Cortitrol For Mood and Mind?
Ask the Experts

Cortitrol For Mood and Mind?

by Berkeley Wellness  |  

Q: I know several people who take Cortitrol to elevate their mood and “feel better” overall. Should I try it too?

A: We don’t recommend it. The “Cortitrol Stress Control Formula” is touted to enhance feelings of well-being, boost vigor and performance, help with weight control and improve mental concentration—all by balancing levels of cortisol, the so-called stress hormone. The supplement contains five plant-derived ingredients: epimedium (also known as horny goat weed), theanine (from green tea), phosphatidylserine (from soy), magnolia bark and beta sitosterol (more typically used to lower cholesterol).;

It’s true that cortisol, produced in the adrenal glands, rises in response to emotional and physical stress, and that chronic high blood levels are associated with obesity, high blood pressure and other health problems. But that doesn’t mean that lowering cortisol will improve mental and physical health. And that’s assuming the supplement even does this—a big if.

As “proof” of Cortitrol’s “cortisol balancing effects,” the company’s website lists numerous studies on the supplement’s individual ingredients. But nearly all the studies were done in test tubes or animals. According to the Natural Medicines Comprehensive Database, there is not enough evidence to rate the effectiveness of any of these ingredients for anxiety, fatigue, physical stress, depression or mental acuity.

Moreover, it’s not clear how the ingredients act together. We found only one small clinical trial of healthy young men who took Cortitrol for one week, published in Metabolism in 2005. Though it did find a cortisol-lowering effect after exercise, what impact this has on performance or health is unknown, the authors noted.

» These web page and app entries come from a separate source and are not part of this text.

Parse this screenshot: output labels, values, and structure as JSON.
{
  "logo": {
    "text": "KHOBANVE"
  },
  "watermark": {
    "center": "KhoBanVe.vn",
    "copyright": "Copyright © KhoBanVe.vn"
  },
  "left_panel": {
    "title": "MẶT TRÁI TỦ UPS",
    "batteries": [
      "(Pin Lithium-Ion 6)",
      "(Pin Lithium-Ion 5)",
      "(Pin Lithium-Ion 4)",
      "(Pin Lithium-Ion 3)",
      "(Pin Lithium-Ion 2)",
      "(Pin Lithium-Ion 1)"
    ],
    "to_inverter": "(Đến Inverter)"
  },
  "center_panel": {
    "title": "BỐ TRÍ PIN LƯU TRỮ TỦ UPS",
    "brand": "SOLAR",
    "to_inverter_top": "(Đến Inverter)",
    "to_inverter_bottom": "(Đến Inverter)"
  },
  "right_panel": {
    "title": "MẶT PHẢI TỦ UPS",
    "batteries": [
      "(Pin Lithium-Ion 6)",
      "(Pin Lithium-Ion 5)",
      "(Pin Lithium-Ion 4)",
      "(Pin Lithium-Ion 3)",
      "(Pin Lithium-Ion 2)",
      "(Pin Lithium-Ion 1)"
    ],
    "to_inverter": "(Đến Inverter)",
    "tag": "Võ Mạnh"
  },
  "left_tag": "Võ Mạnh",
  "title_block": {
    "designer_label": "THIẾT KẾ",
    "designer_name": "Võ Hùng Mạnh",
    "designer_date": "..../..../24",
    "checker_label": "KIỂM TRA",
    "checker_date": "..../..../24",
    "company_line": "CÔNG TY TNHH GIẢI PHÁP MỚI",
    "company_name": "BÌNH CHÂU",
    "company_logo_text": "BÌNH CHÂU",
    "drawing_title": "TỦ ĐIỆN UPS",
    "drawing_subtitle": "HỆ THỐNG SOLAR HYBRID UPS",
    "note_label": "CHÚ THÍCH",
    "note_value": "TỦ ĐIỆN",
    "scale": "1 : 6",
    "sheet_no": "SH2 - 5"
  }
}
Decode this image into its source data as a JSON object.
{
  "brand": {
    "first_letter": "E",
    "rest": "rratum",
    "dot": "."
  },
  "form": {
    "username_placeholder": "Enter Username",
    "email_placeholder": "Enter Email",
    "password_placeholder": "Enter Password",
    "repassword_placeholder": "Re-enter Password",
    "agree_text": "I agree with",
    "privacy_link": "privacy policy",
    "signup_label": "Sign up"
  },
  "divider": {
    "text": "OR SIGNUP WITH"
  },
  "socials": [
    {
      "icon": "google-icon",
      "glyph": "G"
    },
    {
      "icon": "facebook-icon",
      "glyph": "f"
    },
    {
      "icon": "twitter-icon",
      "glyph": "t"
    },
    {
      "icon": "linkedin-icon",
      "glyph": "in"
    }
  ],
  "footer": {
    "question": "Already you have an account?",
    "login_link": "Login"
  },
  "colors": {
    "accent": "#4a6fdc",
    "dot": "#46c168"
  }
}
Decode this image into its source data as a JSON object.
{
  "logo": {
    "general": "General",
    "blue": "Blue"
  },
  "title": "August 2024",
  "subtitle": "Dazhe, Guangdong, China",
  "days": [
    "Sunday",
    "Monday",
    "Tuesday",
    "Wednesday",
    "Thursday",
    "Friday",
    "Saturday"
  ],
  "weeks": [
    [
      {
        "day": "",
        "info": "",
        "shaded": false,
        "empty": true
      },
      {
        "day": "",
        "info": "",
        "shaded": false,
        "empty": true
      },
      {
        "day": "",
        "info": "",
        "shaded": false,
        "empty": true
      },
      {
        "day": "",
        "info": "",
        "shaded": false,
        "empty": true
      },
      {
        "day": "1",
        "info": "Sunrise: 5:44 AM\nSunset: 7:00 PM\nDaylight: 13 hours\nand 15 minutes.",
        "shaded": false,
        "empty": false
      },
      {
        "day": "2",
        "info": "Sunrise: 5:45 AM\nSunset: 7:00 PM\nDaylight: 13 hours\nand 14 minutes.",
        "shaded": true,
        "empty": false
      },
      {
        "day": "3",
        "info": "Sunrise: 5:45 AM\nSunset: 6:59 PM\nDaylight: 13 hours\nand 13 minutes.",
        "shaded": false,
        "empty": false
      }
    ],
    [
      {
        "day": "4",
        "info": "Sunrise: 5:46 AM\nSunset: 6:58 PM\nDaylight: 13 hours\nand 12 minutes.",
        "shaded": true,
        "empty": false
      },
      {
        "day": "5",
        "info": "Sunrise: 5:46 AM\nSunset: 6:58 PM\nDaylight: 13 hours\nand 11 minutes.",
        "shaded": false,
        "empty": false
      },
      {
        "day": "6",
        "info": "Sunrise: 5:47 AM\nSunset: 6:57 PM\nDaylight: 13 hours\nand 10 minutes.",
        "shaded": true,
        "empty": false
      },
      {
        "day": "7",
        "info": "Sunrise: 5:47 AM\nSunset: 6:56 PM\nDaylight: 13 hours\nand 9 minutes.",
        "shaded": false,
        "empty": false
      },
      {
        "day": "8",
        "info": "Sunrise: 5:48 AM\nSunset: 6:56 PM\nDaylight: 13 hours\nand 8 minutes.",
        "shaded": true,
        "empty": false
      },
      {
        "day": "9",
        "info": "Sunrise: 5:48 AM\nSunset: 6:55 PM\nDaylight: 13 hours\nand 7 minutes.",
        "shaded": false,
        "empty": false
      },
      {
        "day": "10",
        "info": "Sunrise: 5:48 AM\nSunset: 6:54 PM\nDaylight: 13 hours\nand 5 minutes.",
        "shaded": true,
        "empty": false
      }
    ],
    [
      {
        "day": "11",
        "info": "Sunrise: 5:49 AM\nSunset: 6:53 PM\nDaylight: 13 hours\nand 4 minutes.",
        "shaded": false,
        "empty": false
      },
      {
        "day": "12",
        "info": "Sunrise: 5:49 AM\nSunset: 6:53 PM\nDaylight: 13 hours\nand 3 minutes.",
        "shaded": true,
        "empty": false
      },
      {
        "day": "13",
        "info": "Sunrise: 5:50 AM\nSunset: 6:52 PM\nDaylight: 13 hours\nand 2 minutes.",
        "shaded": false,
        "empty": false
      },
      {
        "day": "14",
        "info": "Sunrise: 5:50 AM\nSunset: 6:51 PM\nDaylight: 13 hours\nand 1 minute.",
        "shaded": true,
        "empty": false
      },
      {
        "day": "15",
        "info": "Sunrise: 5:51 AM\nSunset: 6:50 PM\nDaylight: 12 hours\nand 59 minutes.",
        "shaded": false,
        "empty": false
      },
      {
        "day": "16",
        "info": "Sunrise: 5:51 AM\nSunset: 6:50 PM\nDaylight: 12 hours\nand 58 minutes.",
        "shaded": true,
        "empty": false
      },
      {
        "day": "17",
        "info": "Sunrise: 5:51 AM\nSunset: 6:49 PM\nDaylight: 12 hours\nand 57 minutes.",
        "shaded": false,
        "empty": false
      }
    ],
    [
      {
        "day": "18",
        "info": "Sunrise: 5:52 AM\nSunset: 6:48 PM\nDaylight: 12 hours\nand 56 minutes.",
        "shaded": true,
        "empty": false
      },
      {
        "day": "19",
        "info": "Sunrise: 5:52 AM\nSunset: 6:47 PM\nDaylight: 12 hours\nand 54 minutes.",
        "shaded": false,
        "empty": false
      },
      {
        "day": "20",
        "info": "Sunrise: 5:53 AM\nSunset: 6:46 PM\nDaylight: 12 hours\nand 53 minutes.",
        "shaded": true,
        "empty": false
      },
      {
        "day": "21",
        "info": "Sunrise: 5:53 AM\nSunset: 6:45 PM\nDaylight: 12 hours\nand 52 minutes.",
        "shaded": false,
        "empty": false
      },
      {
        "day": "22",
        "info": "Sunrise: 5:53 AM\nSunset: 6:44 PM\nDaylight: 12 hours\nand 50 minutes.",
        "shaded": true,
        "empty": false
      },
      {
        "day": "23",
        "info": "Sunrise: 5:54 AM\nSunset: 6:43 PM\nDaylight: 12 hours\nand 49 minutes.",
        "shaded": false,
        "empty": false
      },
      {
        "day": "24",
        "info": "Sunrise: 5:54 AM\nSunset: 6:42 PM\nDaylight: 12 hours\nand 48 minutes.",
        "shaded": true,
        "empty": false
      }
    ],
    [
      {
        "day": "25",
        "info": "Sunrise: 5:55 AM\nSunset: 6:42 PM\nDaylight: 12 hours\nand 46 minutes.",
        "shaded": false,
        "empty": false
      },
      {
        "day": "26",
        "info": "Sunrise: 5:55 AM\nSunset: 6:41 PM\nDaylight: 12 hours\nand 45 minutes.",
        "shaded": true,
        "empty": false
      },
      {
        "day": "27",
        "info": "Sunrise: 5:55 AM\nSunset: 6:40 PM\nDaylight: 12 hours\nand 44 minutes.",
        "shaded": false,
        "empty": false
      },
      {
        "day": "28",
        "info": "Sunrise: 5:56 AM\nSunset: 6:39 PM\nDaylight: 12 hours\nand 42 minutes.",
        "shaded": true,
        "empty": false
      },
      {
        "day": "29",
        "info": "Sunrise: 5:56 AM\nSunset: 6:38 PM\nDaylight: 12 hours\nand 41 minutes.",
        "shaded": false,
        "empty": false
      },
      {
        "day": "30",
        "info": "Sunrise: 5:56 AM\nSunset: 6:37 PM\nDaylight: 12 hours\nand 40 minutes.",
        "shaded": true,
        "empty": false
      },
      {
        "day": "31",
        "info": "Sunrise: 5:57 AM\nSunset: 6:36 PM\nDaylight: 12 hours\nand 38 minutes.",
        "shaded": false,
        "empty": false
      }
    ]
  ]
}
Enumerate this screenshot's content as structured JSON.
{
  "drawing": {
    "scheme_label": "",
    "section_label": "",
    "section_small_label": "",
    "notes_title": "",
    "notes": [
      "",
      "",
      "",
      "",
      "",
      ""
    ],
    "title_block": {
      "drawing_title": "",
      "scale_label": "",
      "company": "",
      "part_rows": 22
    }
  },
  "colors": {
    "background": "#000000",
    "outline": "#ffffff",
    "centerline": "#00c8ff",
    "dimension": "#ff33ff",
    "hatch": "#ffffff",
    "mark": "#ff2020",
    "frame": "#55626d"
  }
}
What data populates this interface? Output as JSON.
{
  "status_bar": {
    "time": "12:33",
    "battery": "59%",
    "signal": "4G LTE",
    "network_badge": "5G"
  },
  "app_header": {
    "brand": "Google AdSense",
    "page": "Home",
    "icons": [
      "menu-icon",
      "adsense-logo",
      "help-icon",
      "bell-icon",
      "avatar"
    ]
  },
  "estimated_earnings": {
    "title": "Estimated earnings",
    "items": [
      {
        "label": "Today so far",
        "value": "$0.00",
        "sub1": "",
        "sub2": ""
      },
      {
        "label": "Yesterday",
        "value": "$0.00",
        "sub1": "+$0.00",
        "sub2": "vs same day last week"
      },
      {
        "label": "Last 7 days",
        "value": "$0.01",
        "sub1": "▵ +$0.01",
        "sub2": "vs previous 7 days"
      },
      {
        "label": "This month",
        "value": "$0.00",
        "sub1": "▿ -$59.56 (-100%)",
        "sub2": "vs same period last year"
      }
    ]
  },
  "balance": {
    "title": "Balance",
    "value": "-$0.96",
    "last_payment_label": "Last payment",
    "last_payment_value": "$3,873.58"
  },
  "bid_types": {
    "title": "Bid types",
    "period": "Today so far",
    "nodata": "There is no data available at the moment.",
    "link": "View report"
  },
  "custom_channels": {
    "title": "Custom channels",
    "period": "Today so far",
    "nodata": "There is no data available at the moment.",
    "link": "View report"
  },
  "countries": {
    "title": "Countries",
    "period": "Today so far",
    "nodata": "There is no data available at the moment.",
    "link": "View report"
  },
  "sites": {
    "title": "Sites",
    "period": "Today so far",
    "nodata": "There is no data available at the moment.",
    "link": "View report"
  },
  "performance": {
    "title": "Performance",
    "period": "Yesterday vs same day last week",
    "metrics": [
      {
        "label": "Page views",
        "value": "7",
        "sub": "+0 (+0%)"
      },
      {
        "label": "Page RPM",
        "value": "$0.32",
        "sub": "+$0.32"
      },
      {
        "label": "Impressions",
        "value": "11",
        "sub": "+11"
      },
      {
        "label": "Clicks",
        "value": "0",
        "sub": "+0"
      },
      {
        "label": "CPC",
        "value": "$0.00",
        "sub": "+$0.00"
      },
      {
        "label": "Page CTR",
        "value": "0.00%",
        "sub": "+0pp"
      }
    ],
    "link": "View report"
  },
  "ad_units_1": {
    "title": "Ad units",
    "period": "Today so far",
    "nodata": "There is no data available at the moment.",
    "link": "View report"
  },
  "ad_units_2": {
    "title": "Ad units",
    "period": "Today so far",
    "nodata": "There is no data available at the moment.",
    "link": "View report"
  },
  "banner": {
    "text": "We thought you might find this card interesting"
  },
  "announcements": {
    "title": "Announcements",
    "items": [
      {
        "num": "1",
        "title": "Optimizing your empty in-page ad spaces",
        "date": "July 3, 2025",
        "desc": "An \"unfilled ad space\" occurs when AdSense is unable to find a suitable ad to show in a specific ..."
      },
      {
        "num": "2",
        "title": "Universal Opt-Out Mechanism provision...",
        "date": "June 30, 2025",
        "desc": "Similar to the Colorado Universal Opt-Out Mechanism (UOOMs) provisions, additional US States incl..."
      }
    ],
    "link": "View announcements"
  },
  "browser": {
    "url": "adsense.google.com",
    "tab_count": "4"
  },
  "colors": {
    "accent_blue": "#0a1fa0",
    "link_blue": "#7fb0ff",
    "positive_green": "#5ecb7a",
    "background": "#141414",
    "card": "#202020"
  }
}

The long-term effects of Cortitrol are also unknown. Plus, there is the potential for interactions with medications—for example, magnolia bark may interact with anti-clotting drugs and sedatives, while epimedium may interact with hypertension drugs.

Be wary of other “cortisol-lowering” supplements, too, including any that claim to eliminate abdominal fat. There’s no good evidence behind them, either. Better ways to stave off stress include exercising regularly and engaging in mindfulness meditation.